> **DESCRIPTION OF THE TASK**:
Within the listing below, how many lines include the string "background"? Reply with only the number.

SUPPLIED INFORMATION Block Start

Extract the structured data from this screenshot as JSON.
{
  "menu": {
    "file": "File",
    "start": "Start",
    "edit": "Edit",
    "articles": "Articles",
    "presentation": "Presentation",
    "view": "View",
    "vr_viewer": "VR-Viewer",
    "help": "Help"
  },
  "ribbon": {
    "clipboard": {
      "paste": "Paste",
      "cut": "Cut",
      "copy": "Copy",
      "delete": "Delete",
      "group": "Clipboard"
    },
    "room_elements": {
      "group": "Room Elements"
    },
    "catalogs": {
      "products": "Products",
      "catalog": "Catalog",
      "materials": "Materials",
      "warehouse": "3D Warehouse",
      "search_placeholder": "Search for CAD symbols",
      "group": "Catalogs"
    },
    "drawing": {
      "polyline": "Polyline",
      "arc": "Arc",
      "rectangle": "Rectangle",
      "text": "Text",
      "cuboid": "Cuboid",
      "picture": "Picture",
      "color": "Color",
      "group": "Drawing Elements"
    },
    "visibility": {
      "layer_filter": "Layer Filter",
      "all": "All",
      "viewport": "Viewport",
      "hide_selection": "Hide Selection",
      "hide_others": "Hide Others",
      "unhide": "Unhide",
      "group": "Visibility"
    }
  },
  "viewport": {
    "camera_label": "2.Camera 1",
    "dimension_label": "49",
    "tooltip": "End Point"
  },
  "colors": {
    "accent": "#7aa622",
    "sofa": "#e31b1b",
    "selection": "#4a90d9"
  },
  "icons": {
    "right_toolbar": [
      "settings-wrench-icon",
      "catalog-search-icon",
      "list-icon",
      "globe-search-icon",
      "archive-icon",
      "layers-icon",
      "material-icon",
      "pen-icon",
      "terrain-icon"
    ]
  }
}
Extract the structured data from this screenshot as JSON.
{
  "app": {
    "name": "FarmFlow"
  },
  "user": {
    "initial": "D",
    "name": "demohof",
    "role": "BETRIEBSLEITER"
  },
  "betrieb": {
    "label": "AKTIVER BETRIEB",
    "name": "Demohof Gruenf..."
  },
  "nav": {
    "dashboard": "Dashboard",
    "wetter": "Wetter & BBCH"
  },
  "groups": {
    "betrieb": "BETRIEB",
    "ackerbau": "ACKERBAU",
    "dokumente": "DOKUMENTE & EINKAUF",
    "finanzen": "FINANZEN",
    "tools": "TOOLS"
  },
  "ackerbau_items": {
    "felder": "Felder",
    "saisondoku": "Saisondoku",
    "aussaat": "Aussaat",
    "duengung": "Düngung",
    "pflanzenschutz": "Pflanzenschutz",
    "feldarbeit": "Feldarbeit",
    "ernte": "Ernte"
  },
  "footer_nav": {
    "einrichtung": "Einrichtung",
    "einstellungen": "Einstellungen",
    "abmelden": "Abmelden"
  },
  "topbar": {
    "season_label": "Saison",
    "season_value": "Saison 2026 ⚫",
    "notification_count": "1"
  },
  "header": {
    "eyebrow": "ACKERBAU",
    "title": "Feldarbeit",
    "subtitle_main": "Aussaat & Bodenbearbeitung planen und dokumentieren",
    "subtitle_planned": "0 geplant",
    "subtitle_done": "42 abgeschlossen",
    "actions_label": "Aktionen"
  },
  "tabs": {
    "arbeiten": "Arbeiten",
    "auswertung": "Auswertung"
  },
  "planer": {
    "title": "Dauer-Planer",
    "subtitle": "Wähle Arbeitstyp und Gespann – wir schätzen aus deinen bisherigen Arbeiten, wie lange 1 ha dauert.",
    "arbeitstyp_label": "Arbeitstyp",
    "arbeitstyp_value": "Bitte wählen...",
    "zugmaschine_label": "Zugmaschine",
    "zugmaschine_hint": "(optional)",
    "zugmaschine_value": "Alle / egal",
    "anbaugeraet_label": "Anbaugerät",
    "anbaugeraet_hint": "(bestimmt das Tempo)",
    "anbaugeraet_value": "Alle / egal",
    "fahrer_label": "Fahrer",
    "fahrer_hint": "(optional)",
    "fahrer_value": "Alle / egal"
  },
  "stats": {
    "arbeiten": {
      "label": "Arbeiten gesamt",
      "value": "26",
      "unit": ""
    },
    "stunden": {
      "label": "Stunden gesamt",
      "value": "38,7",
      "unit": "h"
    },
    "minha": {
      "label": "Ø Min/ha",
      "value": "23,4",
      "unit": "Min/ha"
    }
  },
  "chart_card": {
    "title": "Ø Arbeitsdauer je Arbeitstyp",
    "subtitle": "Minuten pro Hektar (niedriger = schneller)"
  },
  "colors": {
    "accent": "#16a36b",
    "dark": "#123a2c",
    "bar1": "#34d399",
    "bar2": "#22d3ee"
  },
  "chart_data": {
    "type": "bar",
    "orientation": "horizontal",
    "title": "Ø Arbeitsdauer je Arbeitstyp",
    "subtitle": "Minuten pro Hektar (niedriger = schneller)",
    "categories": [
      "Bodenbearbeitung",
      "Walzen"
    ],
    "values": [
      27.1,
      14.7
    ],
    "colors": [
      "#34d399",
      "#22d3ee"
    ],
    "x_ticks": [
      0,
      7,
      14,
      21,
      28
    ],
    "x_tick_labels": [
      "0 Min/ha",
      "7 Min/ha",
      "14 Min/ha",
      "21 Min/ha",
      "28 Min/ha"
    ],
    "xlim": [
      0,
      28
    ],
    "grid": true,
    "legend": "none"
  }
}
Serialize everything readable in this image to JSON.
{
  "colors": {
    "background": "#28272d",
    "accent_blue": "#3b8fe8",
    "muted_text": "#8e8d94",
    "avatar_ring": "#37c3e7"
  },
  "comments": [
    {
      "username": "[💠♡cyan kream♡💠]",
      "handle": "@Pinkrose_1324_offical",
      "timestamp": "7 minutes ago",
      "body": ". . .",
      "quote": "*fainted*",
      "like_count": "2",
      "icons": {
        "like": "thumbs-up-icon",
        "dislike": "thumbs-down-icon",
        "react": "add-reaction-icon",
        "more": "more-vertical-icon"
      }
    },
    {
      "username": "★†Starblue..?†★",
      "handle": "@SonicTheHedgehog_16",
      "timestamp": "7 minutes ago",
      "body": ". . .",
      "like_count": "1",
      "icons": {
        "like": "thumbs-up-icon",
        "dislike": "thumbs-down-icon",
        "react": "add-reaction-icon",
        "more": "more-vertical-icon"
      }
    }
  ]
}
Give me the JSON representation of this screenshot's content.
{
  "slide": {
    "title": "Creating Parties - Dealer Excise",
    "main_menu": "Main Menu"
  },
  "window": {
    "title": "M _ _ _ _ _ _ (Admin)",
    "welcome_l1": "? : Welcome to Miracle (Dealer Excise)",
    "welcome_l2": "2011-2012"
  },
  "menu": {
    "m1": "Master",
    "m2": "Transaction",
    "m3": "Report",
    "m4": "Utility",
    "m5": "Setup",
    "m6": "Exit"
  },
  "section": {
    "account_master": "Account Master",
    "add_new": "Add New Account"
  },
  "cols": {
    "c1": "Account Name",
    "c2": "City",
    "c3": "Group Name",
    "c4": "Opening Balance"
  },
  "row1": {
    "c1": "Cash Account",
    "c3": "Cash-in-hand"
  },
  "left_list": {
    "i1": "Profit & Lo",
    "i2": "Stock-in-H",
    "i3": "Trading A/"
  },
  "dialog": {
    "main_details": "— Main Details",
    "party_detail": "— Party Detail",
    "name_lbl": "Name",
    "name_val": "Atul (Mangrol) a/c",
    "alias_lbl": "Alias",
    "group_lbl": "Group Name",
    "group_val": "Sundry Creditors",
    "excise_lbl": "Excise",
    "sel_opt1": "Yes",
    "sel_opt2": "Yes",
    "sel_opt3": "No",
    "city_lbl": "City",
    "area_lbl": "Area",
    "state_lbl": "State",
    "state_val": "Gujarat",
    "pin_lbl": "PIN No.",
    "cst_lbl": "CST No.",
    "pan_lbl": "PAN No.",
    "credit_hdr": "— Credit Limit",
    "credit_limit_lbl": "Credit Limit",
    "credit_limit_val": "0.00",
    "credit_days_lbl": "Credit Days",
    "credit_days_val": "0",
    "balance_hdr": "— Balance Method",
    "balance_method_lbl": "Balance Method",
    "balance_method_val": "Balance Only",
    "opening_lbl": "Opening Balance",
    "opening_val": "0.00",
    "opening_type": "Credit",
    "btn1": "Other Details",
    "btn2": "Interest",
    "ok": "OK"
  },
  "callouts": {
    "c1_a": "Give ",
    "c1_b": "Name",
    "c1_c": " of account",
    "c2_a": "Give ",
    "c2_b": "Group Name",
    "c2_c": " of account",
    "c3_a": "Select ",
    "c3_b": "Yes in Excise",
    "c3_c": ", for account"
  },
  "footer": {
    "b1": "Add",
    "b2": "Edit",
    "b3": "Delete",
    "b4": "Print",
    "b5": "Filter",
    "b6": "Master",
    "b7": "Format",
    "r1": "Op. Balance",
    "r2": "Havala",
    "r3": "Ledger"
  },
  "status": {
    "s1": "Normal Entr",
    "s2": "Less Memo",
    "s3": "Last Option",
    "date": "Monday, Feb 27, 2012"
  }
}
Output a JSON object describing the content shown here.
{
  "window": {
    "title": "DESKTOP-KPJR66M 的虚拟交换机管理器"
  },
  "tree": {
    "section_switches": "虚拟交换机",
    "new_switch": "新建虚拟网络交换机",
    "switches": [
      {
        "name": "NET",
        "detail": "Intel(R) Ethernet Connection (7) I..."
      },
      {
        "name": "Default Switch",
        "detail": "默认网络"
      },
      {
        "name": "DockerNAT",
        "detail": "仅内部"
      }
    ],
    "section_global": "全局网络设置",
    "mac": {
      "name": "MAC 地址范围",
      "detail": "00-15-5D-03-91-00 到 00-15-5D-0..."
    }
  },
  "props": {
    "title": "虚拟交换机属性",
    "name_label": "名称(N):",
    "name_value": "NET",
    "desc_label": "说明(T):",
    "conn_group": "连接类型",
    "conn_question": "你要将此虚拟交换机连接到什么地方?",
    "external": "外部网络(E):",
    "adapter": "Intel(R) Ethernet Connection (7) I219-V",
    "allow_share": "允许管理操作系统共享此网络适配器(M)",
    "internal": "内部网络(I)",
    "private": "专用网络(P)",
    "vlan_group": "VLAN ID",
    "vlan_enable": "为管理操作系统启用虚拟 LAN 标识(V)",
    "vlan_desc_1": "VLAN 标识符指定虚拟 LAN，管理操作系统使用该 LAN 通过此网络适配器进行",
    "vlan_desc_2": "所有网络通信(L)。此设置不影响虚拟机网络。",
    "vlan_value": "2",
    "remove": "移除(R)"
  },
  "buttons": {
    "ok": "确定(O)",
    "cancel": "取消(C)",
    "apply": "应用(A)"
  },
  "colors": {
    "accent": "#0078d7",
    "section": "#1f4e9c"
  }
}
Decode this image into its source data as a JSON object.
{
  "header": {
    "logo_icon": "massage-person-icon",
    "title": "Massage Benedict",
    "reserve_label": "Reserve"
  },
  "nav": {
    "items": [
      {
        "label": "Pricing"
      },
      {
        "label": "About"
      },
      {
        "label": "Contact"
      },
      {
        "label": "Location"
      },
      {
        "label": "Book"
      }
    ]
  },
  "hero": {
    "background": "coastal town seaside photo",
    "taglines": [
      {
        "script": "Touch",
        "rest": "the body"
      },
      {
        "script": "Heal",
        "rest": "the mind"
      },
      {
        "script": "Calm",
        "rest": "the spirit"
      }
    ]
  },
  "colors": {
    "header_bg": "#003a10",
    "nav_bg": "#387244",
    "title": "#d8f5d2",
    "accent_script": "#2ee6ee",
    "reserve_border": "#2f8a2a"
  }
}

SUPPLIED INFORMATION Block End

> **EXERCISE SOLUTION**:
2